- describe how the use of computing innovations can raise legal, ethical, and privacy concerns
- use target vocabulary, such as crowdsourcing while describing the impact of citizen science apps, with the support of concept definitions and vocabulary notes from this lesson
6.10.2. Learning Activities¶
Citizen Science Apps
As an example of a computing innovation, let’s explore citizen science apps. Citizen science apps rely on a concept called crowdsourcing, where data or information is collected from a large number of people via the Internet. Crowdsourcing allows people to collaborate on a project by each contributing a small portion of the data, the funding, etc. Watch Episode 1 of The Crowd and the Cloud. If you do not have time to watch the entire hour-long episode, then focus on the OpenStreetMap [16:55-28:30] and EyesOnALZ [28:30-41:57] segments. Then review the citizen science projects listed under the Join A Project for The Crowd and the Cloud.
Activity: Impact of Citizen Science Apps

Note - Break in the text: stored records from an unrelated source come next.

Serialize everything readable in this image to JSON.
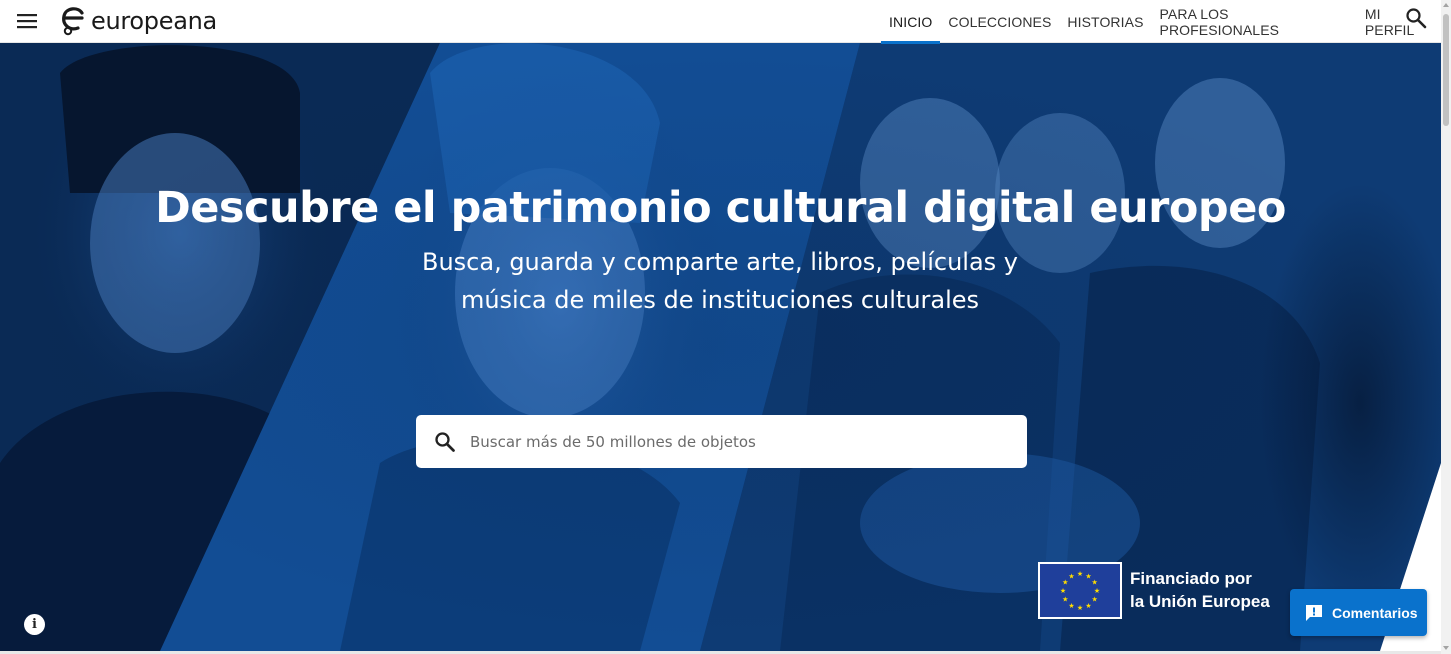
{
  "header": {
    "logo_text": "europeana",
    "nav": [
      {
        "label": "INICIO",
        "active": true
      },
      {
        "label": "COLECCIONES",
        "active": false
      },
      {
        "label": "HISTORIAS",
        "active": false
      },
      {
        "label": "PARA LOS PROFESIONALES",
        "active": false
      },
      {
        "label": "MI PERFIL",
        "active": false
      }
    ],
    "icons": {
      "menu": "hamburger-menu-icon",
      "search": "search-icon"
    }
  },
  "hero": {
    "title": "Descubre el patrimonio cultural digital europeo",
    "subtitle_line1": "Busca, guarda y comparte arte, libros, películas y",
    "subtitle_line2": "música de miles de instituciones culturales",
    "search_placeholder": "Buscar más de 50 millones de objetos"
  },
  "eu_funding": {
    "line1": "Financiado por",
    "line2": "la Unión Europea"
  },
  "feedback": {
    "label": "Comentarios"
  },
  "colors": {
    "accent": "#0a72cc",
    "hero_blue": "#114b91",
    "eu_blue": "#1f3f9b",
    "eu_star": "#ffdd00"
  }
}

Next, review the citizen science projects listed under the Join a Project page by using the search feature (if you choose Area:use a smartphone or tablet, you will see apps). Use one of the apps listed as your computing innovation to answer the questions below. Make sure the citizen science project you select involves a computing innovation that includes a computer, website, or mobile app as a part of its functionality.
- What citizen science app did you explore? What is the purpose of the app? Describe functionality of the app
- What data does the app use and how does the app use the data collected? For example, as a citizen scientist using the BloomWatch app, you would take pictures of cyanobacteria blooms in water and submit the image along with the date, the state and town, weather conditions, surface water conditions, bloom size, public access to the water, and any comments you’d like to add. BloomWatch specifies they will store it in a public database for analysis in helping to understand the occurrence and locations of cyanobacteria blooms, but they might also send the data to state water quality agencies. (Hint: you might need to install the app or look at screenshots of the app to find out the data it collects.)
- What are the intended positive impacts of your citizen science app? What might be some unintended negative impacts? You might consider impacts on society, the economy, culture, etc.
After you’ve answered these questions, find a partner and share your apps and the answers to the questions. Was the purpose clear for the computing innovation? Can you suggest additional impacts or data?
In this lesson, you learned how to:
6.10.4. Still Curious?¶
Citizen science apps are just one example of crowdsourcing in computer science. What are some other examples you can think of? Try exploring the list of articles related to computing on diigo for ideas.
6.10.5. Self Check¶
Here is a table of the technical terms introduced in this lesson. Hover over the terms to review the definitions.
6.10.6. Reflection: For Your Portfolio¶
Answer the following portfolio reflection questions as directed by your instructor. Questions are also available in this Google Doc where you may use File/Make a Copy to make your own editable copy.